For 23 years, Boulder Creek Academy has welcomed adolescent students with a complex interaction of social, emotional, and academic needs. Boulder Creek Academy helps many of its students to cope with and adapt to executive function challenges.
In recent years, the term “executive function” has received widespread attention in the fields of education and psychology. It refers to the interrelated processes that allow a person to work toward a goal while managing the inner impulses that can lead one astray. Executive functioning is responsible for the ability to gather, structure, and apply information, as well as for the flexibility that lets one change an established plan in response to external circumstances.
Individuals with strong executive functioning have the internal motivation to begin a task and the ability to work through its planning. They can bring order to complex sensory input, categorize that information which is relevant to the task at hand, and monitor how well they are progressing toward task completion. They have command of these skills along with the ability to use rational thought to manage emotional response and focus on developing a solution.

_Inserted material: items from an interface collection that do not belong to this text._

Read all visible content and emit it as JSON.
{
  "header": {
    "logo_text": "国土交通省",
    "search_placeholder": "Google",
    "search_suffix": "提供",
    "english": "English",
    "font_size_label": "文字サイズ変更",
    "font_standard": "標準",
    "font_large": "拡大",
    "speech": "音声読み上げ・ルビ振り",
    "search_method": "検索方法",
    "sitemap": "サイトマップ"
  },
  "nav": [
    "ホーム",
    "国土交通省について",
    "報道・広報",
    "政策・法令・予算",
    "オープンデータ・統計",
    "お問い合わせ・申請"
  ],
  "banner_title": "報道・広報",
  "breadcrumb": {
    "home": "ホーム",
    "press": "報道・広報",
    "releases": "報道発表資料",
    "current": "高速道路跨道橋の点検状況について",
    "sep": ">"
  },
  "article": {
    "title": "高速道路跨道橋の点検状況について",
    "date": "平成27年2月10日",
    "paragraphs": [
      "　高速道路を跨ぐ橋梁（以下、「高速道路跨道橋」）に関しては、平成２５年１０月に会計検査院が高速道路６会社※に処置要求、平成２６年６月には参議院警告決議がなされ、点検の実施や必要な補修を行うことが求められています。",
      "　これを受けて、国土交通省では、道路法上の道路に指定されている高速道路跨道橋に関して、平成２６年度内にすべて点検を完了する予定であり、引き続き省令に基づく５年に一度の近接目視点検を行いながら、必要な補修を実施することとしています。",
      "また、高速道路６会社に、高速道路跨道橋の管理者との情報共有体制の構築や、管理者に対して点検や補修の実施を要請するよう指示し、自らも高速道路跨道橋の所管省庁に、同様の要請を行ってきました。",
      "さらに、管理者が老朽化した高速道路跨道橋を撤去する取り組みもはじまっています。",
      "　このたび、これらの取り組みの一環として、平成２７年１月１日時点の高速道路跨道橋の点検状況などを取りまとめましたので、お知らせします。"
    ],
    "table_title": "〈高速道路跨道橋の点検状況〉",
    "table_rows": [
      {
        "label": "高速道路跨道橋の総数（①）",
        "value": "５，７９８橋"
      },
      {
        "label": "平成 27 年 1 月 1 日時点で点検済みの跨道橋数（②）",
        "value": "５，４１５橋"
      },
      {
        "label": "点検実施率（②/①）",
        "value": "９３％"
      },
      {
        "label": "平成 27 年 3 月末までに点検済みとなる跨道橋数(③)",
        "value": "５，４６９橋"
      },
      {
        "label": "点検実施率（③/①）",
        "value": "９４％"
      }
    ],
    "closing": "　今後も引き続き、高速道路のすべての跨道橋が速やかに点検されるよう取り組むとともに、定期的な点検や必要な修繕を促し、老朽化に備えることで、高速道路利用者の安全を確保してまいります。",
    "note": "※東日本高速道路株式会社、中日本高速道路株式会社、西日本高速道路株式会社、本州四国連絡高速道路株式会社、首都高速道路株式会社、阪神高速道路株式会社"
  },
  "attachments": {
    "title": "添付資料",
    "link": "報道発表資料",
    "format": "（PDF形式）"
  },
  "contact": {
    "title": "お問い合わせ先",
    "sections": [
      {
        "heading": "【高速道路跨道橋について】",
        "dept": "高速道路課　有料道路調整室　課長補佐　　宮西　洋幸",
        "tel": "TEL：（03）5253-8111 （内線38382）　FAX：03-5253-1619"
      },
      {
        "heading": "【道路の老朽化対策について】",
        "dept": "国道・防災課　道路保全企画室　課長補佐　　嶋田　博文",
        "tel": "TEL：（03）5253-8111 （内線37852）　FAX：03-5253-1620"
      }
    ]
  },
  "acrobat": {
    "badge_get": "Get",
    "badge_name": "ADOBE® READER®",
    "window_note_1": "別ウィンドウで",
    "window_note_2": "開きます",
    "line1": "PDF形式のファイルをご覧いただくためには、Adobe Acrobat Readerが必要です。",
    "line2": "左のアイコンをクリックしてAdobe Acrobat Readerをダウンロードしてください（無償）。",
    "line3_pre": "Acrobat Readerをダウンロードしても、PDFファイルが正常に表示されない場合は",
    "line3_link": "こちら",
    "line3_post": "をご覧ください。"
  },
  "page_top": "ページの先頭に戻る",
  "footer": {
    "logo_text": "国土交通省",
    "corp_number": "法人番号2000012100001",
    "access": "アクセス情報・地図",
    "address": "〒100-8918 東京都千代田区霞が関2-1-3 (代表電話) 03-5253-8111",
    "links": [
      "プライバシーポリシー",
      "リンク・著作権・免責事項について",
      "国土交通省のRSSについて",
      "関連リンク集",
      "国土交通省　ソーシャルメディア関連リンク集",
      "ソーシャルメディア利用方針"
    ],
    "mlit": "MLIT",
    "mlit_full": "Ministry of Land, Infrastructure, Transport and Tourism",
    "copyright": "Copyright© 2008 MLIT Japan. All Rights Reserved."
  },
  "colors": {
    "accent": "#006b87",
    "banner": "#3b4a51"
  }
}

Children learn executive functioning skills over the course of their development, although a number of factors can interrupt this learning. Many children struggle with executive function due to a genetic predisposition, while others may experience lifestyle stressors that get in the way of skill building. When this occurs, parents and teachers can help fill in the gaps with targeted interventions.